About this task » Your reply should be only the number of lines in the records that contain the word "ercan".

[Opening Source information section]

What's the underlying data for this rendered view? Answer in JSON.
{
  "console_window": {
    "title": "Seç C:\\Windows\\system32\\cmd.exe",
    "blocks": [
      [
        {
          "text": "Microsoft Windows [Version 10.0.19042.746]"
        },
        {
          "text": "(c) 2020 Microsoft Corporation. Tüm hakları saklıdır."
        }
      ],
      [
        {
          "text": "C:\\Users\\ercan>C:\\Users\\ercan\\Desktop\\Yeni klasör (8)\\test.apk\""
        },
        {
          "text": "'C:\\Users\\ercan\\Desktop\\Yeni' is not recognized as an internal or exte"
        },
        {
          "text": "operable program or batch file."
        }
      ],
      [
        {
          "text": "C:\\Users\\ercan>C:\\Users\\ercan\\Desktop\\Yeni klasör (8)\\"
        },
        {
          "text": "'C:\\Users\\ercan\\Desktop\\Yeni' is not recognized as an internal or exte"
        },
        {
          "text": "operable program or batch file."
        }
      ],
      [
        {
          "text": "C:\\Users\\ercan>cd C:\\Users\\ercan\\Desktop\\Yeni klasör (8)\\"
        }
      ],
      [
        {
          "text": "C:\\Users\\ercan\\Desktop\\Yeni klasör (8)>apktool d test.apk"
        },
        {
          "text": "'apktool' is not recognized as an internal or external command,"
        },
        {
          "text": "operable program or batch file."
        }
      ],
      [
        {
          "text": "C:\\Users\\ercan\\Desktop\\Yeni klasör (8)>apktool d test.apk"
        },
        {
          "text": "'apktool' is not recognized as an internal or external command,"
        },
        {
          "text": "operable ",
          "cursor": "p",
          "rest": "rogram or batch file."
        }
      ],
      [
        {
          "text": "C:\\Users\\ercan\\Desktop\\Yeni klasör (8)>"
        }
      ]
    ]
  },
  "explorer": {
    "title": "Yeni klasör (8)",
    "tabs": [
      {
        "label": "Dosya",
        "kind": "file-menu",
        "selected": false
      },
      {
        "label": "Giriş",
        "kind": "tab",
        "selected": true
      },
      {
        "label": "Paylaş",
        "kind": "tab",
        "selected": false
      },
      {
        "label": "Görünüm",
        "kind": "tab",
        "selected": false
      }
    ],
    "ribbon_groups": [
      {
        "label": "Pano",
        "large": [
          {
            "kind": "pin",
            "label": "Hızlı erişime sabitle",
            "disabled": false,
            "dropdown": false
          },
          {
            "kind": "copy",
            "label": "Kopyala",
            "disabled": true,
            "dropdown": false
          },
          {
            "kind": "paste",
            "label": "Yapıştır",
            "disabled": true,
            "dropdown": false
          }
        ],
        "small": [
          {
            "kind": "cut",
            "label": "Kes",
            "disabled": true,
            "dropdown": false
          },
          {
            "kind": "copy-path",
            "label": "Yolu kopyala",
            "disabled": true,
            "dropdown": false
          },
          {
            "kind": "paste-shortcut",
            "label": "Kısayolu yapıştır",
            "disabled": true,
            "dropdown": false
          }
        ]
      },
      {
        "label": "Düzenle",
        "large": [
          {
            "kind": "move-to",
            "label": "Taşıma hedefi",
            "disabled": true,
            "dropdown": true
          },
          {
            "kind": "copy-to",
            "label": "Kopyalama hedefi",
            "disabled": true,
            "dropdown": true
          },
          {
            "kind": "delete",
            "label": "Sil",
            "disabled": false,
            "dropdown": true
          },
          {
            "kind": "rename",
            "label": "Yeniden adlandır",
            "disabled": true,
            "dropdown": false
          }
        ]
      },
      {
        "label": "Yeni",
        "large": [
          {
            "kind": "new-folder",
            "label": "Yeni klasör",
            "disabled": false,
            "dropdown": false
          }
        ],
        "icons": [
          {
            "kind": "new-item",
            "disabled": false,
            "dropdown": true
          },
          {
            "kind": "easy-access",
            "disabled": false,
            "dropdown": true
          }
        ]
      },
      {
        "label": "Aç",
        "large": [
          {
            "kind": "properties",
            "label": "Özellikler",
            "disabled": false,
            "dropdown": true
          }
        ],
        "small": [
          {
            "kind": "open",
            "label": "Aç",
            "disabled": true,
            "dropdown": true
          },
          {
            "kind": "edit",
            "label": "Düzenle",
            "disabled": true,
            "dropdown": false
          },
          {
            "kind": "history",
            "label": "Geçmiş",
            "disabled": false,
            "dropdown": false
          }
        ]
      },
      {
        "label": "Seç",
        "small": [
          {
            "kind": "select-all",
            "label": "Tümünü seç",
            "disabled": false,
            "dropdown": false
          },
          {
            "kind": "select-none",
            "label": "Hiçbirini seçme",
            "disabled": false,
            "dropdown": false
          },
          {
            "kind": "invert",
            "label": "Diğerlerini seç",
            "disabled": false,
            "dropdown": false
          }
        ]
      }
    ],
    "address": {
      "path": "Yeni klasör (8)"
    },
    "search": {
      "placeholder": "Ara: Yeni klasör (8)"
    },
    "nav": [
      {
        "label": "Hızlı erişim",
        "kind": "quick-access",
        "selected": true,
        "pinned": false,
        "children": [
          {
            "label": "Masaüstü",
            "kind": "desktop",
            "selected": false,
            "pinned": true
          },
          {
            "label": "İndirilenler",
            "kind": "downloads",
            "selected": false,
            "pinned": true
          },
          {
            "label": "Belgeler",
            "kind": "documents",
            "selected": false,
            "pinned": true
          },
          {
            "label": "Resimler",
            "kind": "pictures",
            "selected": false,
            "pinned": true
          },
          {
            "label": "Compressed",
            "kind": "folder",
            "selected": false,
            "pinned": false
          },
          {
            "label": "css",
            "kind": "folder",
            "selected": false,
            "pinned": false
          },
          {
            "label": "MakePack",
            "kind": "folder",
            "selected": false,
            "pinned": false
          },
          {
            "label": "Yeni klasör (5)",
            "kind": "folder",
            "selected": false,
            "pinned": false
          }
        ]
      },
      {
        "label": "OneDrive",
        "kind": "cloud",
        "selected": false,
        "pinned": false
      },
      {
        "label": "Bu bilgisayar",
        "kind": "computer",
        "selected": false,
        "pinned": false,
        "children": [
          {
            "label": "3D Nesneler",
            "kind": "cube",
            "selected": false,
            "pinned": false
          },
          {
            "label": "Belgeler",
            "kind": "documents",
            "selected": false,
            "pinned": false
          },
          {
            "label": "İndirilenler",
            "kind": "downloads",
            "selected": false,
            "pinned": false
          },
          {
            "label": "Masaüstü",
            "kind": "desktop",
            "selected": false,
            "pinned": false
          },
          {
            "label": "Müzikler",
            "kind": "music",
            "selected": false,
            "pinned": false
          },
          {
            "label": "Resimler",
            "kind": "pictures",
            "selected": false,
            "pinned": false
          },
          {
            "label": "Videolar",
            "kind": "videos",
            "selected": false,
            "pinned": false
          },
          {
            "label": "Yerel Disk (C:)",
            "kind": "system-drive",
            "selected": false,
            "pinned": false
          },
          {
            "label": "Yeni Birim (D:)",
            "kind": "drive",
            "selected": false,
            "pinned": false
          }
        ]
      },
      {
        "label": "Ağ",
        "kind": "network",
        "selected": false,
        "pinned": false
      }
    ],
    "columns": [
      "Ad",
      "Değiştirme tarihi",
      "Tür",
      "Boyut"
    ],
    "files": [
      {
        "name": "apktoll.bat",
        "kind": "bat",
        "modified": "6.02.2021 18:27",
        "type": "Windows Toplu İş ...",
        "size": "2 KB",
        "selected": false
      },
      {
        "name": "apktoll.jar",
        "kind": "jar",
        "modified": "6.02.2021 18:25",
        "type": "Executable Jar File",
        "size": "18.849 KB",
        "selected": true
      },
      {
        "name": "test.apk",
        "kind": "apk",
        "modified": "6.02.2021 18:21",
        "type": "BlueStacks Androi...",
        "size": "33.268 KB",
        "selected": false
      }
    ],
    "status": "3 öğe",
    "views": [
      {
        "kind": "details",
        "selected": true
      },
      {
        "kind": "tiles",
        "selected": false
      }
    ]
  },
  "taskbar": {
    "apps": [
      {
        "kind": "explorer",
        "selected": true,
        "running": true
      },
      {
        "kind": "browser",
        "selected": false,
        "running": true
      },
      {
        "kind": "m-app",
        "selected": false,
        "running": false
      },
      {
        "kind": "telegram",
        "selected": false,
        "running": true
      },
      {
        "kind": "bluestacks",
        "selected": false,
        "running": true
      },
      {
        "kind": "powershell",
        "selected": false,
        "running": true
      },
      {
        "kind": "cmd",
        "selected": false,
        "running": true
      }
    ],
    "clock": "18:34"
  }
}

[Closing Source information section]

Output of the exercise » 8